Exercise instructions
Find the lines of the records in which the word "Reloaded" appears and report how many there are, as a number alone.

[The data Boundary: Start]

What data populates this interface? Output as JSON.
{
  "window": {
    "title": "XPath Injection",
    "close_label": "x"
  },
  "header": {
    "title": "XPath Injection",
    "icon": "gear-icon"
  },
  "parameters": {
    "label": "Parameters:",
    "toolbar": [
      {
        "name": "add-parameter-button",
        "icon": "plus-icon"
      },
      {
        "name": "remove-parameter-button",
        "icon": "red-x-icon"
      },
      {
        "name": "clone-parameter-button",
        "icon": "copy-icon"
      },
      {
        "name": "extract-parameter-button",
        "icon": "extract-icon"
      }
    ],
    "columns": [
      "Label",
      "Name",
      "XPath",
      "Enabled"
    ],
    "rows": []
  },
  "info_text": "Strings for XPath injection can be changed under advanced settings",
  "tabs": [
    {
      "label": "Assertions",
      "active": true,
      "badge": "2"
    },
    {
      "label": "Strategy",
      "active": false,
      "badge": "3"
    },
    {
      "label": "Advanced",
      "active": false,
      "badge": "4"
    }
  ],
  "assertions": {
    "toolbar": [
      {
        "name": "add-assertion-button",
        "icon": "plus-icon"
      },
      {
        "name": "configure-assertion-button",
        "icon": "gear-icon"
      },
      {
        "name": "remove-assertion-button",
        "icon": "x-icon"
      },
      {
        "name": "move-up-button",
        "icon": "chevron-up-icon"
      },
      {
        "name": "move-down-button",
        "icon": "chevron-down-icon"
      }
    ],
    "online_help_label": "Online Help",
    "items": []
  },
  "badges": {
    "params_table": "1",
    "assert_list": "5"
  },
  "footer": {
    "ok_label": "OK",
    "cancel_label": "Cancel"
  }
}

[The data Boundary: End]
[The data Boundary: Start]

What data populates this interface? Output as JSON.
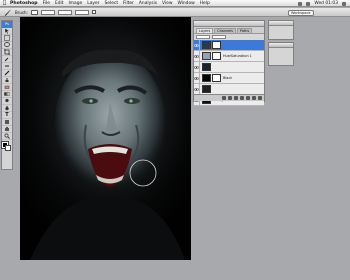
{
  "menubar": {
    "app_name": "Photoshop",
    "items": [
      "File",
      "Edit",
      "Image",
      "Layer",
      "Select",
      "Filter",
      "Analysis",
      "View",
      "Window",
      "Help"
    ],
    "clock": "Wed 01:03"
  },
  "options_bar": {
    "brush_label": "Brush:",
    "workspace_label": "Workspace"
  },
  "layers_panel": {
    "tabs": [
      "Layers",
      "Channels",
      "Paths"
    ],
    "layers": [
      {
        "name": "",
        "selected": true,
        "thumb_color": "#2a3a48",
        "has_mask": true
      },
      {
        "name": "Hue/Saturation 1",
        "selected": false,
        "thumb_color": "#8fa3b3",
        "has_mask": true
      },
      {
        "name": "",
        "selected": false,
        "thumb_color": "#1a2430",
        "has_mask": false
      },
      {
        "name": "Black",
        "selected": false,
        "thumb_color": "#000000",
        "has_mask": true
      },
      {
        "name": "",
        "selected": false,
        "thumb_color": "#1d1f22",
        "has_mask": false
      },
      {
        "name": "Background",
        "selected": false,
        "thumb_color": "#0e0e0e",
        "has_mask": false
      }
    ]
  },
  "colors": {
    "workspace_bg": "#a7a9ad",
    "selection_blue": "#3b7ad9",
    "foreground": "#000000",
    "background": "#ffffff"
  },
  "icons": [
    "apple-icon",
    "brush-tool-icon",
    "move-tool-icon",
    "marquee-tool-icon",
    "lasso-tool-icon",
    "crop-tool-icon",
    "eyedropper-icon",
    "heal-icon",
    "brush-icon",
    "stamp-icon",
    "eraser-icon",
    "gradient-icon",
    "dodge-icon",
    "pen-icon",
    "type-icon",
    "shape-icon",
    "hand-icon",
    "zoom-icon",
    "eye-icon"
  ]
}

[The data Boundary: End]
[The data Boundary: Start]

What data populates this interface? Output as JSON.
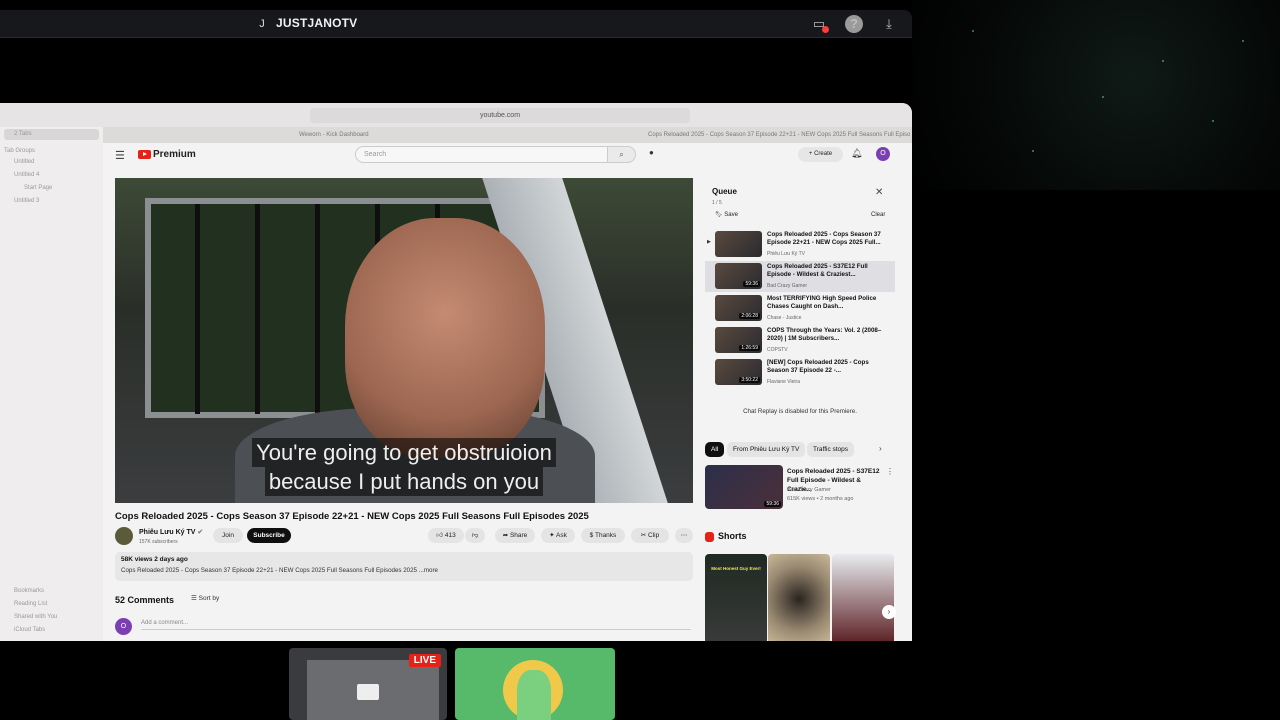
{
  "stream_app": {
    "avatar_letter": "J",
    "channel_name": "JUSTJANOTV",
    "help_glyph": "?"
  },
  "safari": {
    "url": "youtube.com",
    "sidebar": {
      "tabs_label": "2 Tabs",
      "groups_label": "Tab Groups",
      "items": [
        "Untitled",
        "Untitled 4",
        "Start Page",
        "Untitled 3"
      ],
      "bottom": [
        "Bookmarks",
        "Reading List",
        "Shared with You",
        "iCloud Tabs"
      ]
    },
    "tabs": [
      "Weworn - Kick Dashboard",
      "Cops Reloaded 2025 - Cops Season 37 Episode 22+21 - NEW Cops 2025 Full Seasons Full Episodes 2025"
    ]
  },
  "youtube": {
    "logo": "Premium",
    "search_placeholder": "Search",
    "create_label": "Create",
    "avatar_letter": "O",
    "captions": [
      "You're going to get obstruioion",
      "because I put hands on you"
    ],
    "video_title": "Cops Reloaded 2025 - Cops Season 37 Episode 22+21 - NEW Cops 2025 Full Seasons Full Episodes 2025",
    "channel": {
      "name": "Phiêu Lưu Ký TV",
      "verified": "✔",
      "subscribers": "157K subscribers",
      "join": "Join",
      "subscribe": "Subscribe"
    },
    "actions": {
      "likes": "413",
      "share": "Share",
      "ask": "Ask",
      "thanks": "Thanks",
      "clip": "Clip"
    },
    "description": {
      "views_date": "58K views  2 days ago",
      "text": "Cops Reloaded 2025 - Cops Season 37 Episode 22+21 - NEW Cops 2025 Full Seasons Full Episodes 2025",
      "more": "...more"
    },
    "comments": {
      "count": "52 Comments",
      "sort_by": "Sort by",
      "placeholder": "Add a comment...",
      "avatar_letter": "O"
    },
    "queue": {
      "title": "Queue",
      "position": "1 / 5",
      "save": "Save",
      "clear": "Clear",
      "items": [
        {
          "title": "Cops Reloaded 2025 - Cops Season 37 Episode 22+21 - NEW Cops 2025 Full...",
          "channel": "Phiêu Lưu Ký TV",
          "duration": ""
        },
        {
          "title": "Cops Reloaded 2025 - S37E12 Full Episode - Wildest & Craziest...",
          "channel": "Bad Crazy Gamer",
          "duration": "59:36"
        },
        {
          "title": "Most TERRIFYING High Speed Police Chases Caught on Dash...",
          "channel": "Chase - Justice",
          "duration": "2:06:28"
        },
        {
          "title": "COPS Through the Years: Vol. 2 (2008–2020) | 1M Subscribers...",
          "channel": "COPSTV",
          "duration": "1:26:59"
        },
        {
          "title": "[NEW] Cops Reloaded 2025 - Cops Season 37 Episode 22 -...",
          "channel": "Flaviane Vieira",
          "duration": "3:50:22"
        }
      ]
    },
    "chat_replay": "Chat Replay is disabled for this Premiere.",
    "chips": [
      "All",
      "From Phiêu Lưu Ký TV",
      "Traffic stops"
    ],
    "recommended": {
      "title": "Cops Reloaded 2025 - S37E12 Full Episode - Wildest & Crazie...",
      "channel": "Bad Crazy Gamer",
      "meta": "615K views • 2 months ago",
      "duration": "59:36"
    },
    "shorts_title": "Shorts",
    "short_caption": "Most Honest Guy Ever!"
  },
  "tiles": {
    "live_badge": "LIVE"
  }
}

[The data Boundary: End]

Exercise solution
7